TASK DIRECTIONS — Leave every image out, and print the remaining lines below exactly.

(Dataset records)
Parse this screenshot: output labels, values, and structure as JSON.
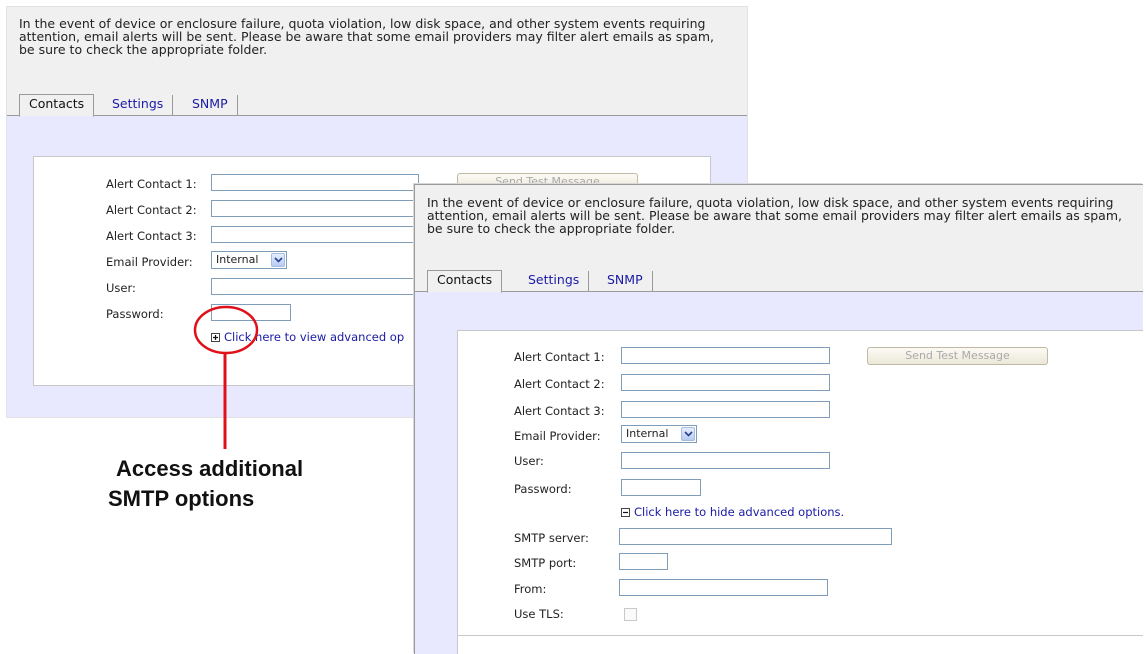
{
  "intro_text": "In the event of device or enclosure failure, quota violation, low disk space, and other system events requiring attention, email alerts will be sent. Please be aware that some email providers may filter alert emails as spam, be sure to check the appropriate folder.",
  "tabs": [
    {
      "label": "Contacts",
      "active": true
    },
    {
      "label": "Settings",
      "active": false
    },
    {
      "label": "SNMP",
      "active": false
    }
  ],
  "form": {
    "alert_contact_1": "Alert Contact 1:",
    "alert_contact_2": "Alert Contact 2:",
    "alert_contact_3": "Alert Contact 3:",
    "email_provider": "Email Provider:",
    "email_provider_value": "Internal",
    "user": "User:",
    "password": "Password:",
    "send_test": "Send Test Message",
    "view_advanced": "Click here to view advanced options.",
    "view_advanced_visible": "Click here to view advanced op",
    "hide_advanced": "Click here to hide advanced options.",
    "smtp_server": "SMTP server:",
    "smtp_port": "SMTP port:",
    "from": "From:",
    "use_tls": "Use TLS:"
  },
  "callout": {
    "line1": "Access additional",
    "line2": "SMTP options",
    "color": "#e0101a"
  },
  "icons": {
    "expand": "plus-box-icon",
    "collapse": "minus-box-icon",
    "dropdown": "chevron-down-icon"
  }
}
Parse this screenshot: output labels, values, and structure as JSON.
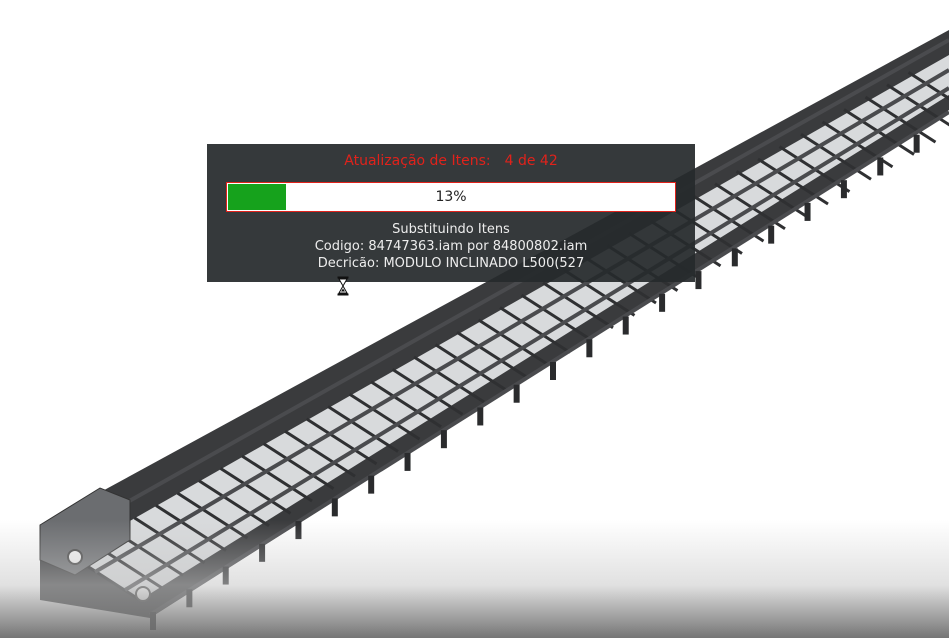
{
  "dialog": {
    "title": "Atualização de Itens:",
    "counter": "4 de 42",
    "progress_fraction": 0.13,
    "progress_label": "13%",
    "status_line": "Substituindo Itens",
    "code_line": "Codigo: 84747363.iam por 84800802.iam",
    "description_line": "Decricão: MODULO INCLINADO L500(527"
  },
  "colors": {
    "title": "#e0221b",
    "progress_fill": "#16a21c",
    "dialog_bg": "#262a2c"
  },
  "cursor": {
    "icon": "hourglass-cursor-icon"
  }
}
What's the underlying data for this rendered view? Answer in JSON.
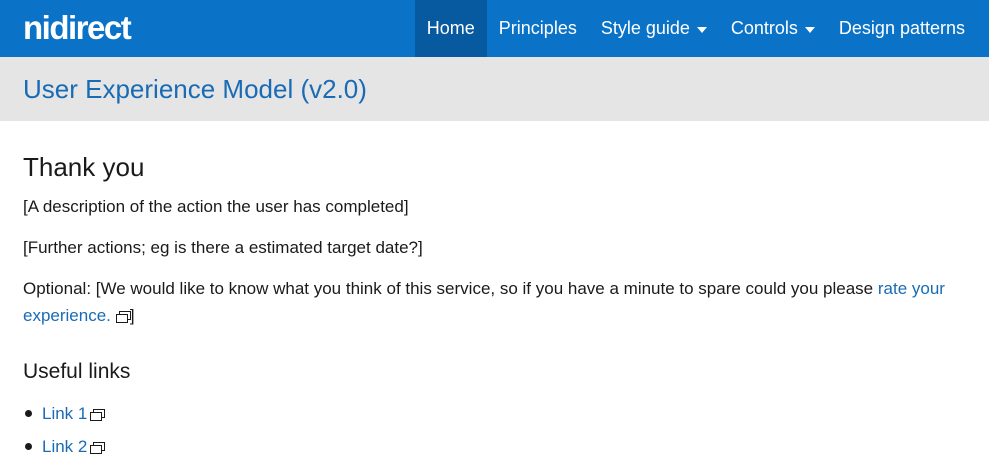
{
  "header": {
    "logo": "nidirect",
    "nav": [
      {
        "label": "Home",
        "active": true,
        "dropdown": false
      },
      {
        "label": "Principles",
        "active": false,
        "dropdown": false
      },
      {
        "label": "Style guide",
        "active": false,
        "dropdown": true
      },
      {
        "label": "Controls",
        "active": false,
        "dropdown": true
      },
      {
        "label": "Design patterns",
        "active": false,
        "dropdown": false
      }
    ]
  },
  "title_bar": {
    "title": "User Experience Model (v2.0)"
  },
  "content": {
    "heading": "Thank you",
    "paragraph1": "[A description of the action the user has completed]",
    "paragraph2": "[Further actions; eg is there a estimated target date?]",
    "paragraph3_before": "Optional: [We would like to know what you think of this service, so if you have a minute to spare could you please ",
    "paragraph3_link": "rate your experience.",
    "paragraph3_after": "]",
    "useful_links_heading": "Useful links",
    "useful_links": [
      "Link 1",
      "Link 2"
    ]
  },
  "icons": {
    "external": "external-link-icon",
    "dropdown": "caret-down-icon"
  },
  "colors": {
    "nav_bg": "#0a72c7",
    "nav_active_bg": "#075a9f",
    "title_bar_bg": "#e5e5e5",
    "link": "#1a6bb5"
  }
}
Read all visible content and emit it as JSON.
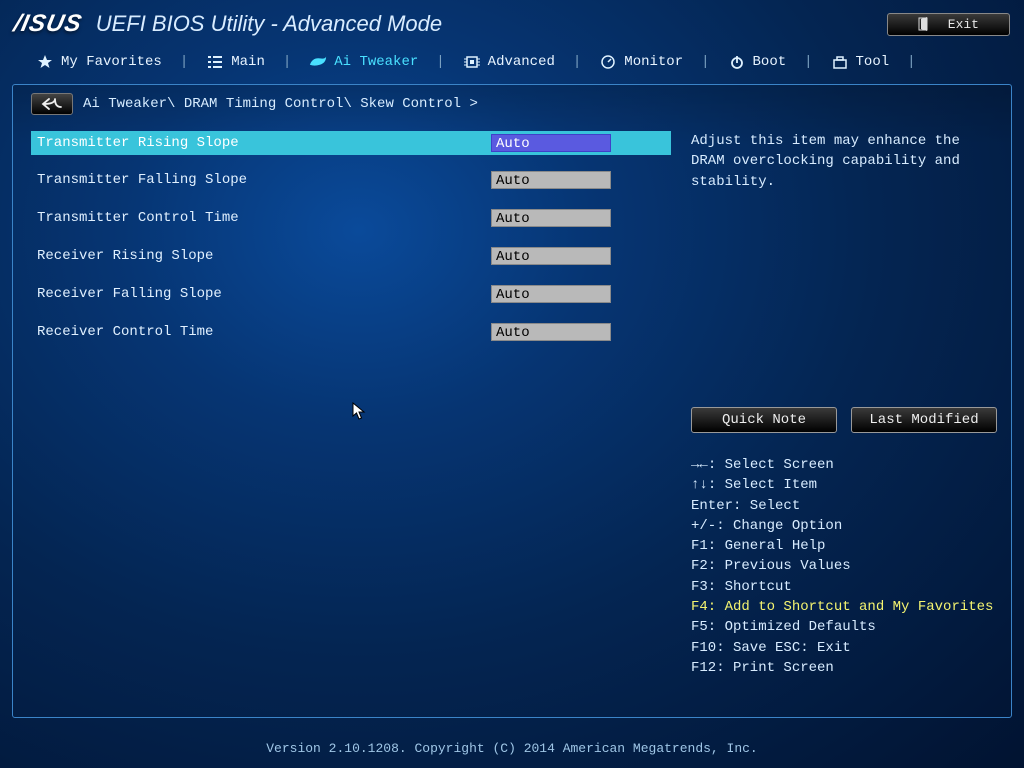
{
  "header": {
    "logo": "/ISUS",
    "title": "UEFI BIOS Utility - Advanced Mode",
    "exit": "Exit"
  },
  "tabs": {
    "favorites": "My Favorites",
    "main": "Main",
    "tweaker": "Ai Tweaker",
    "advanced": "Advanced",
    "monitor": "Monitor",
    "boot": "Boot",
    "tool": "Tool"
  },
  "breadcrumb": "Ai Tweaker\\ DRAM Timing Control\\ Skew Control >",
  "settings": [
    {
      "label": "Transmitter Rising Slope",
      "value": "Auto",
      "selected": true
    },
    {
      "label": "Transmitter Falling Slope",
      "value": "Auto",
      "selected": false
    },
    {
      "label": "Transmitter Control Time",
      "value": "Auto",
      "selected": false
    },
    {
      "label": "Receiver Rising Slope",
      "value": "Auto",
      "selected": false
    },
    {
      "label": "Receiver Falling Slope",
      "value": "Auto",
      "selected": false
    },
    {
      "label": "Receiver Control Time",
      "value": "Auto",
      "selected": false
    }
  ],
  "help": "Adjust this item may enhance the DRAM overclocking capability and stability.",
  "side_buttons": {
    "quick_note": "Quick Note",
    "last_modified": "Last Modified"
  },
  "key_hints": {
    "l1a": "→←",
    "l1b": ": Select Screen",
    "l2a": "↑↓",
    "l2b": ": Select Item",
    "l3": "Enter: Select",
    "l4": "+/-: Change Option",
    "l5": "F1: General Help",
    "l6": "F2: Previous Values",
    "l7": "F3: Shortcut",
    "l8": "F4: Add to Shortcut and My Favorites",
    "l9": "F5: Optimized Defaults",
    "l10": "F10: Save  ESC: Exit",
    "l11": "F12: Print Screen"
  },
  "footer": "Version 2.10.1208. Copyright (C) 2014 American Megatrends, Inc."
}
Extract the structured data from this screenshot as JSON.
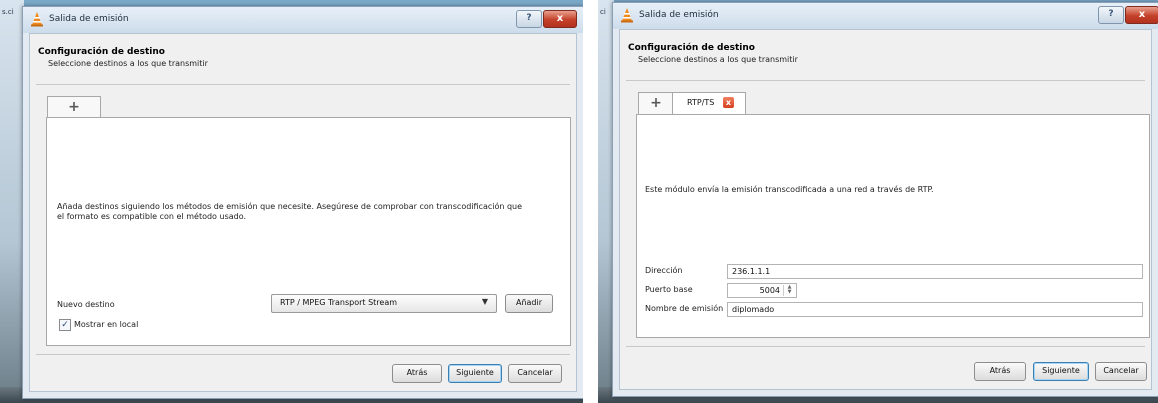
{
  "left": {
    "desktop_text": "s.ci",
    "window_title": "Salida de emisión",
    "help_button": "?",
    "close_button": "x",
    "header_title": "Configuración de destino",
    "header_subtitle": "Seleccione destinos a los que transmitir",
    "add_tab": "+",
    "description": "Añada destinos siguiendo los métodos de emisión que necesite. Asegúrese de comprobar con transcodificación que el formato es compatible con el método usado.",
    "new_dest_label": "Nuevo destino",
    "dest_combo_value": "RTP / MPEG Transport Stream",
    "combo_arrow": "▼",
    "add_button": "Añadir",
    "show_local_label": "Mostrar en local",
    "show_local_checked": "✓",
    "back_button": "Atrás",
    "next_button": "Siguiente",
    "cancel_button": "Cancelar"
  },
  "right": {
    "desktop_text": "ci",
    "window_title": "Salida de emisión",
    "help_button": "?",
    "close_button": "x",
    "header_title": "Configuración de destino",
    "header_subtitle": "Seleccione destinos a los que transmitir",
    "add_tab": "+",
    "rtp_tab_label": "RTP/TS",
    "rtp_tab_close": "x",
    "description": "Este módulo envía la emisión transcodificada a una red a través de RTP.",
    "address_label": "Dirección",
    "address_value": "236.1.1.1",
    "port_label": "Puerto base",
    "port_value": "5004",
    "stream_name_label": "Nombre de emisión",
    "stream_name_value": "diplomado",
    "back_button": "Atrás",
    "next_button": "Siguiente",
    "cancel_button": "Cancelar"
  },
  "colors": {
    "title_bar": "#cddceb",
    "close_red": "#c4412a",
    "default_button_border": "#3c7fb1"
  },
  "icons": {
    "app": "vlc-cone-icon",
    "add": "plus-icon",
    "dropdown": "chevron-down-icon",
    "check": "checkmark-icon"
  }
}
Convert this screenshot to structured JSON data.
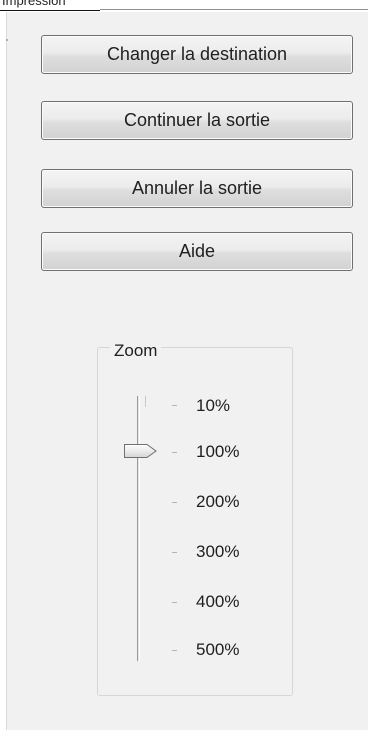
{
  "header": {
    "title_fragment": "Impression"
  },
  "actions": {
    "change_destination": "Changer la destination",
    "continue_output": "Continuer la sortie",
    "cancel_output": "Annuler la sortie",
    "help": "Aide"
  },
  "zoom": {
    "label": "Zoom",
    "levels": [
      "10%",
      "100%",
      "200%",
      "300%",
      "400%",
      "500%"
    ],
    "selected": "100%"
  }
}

RESULT OF THE TASK —
Parse this screenshot: output labels, values, and structure as JSON.
{
  "intro_text": "In the event of device or enclosure failure, quota violation, low disk space, and other system events requiring attention, email alerts will be sent. Please be aware that some email providers may filter alert emails as spam, be sure to check the appropriate folder.",
  "tabs": [
    {
      "label": "Contacts",
      "active": true
    },
    {
      "label": "Settings",
      "active": false
    },
    {
      "label": "SNMP",
      "active": false
    }
  ],
  "form": {
    "alert_contact_1": "Alert Contact 1:",
    "alert_contact_2": "Alert Contact 2:",
    "alert_contact_3": "Alert Contact 3:",
    "email_provider": "Email Provider:",
    "email_provider_value": "Internal",
    "user": "User:",
    "password": "Password:",
    "send_test": "Send Test Message",
    "view_advanced": "Click here to view advanced options.",
    "view_advanced_visible": "Click here to view advanced op",
    "hide_advanced": "Click here to hide advanced options.",
    "smtp_server": "SMTP server:",
    "smtp_port": "SMTP port:",
    "from": "From:",
    "use_tls": "Use TLS:"
  },
  "callout": {
    "line1": "Access additional",
    "line2": "SMTP options",
    "color": "#e0101a"
  },
  "icons": {
    "expand": "plus-box-icon",
    "collapse": "minus-box-icon",
    "dropdown": "chevron-down-icon"
  }
}
Parse this screenshot: output labels, values, and structure as JSON.
{
  "dialog": {
    "title": "Atualização de Itens:",
    "counter": "4 de 42",
    "progress_fraction": 0.13,
    "progress_label": "13%",
    "status_line": "Substituindo Itens",
    "code_line": "Codigo: 84747363.iam por 84800802.iam",
    "description_line": "Decricão: MODULO INCLINADO L500(527"
  },
  "colors": {
    "title": "#e0221b",
    "progress_fill": "#16a21c",
    "dialog_bg": "#262a2c"
  },
  "cursor": {
    "icon": "hourglass-cursor-icon"
  }
}
What's the underlying data for this rendered view? Answer in JSON.
{
  "header": {
    "logo": "nidirect",
    "nav": [
      {
        "label": "Home",
        "active": true,
        "dropdown": false
      },
      {
        "label": "Principles",
        "active": false,
        "dropdown": false
      },
      {
        "label": "Style guide",
        "active": false,
        "dropdown": true
      },
      {
        "label": "Controls",
        "active": false,
        "dropdown": true
      },
      {
        "label": "Design patterns",
        "active": false,
        "dropdown": false
      }
    ]
  },
  "title_bar": {
    "title": "User Experience Model (v2.0)"
  },
  "content": {
    "heading": "Thank you",
    "paragraph1": "[A description of the action the user has completed]",
    "paragraph2": "[Further actions; eg is there a estimated target date?]",
    "paragraph3_before": "Optional: [We would like to know what you think of this service, so if you have a minute to spare could you please ",
    "paragraph3_link": "rate your experience.",
    "paragraph3_after": "]",
    "useful_links_heading": "Useful links",
    "useful_links": [
      "Link 1",
      "Link 2"
    ]
  },
  "icons": {
    "external": "external-link-icon",
    "dropdown": "caret-down-icon"
  },
  "colors": {
    "nav_bg": "#0a72c7",
    "nav_active_bg": "#075a9f",
    "title_bar_bg": "#e5e5e5",
    "link": "#1a6bb5"
  }
}
Read all visible content and emit it as JSON.
{
  "header": {
    "logo": "/ISUS",
    "title": "UEFI BIOS Utility - Advanced Mode",
    "exit": "Exit"
  },
  "tabs": {
    "favorites": "My Favorites",
    "main": "Main",
    "tweaker": "Ai Tweaker",
    "advanced": "Advanced",
    "monitor": "Monitor",
    "boot": "Boot",
    "tool": "Tool"
  },
  "breadcrumb": "Ai Tweaker\\ DRAM Timing Control\\ Skew Control >",
  "settings": [
    {
      "label": "Transmitter Rising Slope",
      "value": "Auto",
      "selected": true
    },
    {
      "label": "Transmitter Falling Slope",
      "value": "Auto",
      "selected": false
    },
    {
      "label": "Transmitter Control Time",
      "value": "Auto",
      "selected": false
    },
    {
      "label": "Receiver Rising Slope",
      "value": "Auto",
      "selected": false
    },
    {
      "label": "Receiver Falling Slope",
      "value": "Auto",
      "selected": false
    },
    {
      "label": "Receiver Control Time",
      "value": "Auto",
      "selected": false
    }
  ],
  "help": "Adjust this item may enhance the DRAM overclocking capability and stability.",
  "side_buttons": {
    "quick_note": "Quick Note",
    "last_modified": "Last Modified"
  },
  "key_hints": {
    "l1a": "→←",
    "l1b": ": Select Screen",
    "l2a": "↑↓",
    "l2b": ": Select Item",
    "l3": "Enter: Select",
    "l4": "+/-: Change Option",
    "l5": "F1: General Help",
    "l6": "F2: Previous Values",
    "l7": "F3: Shortcut",
    "l8": "F4: Add to Shortcut and My Favorites",
    "l9": "F5: Optimized Defaults",
    "l10": "F10: Save  ESC: Exit",
    "l11": "F12: Print Screen"
  },
  "footer": "Version 2.10.1208. Copyright (C) 2014 American Megatrends, Inc."
}
Extract the structured data from this screenshot as JSON.
{
  "left": {
    "desktop_text": "s.ci",
    "window_title": "Salida de emisión",
    "help_button": "?",
    "close_button": "x",
    "header_title": "Configuración de destino",
    "header_subtitle": "Seleccione destinos a los que transmitir",
    "add_tab": "+",
    "description": "Añada destinos siguiendo los métodos de emisión que necesite. Asegúrese de comprobar con transcodificación que el formato es compatible con el método usado.",
    "new_dest_label": "Nuevo destino",
    "dest_combo_value": "RTP / MPEG Transport Stream",
    "combo_arrow": "▼",
    "add_button": "Añadir",
    "show_local_label": "Mostrar en local",
    "show_local_checked": "✓",
    "back_button": "Atrás",
    "next_button": "Siguiente",
    "cancel_button": "Cancelar"
  },
  "right": {
    "desktop_text": "ci",
    "window_title": "Salida de emisión",
    "help_button": "?",
    "close_button": "x",
    "header_title": "Configuración de destino",
    "header_subtitle": "Seleccione destinos a los que transmitir",
    "add_tab": "+",
    "rtp_tab_label": "RTP/TS",
    "rtp_tab_close": "x",
    "description": "Este módulo envía la emisión transcodificada a una red a través de RTP.",
    "address_label": "Dirección",
    "address_value": "236.1.1.1",
    "port_label": "Puerto base",
    "port_value": "5004",
    "stream_name_label": "Nombre de emisión",
    "stream_name_value": "diplomado",
    "back_button": "Atrás",
    "next_button": "Siguiente",
    "cancel_button": "Cancelar"
  },
  "colors": {
    "title_bar": "#cddceb",
    "close_red": "#c4412a",
    "default_button_border": "#3c7fb1"
  },
  "icons": {
    "app": "vlc-cone-icon",
    "add": "plus-icon",
    "dropdown": "chevron-down-icon",
    "check": "checkmark-icon"
  }
}
Convert this screenshot to structured JSON data.
{
  "header": {
    "title_fragment": "Impression"
  },
  "actions": {
    "change_destination": "Changer la destination",
    "continue_output": "Continuer la sortie",
    "cancel_output": "Annuler la sortie",
    "help": "Aide"
  },
  "zoom": {
    "label": "Zoom",
    "levels": [
      "10%",
      "100%",
      "200%",
      "300%",
      "400%",
      "500%"
    ],
    "selected": "100%"
  }
}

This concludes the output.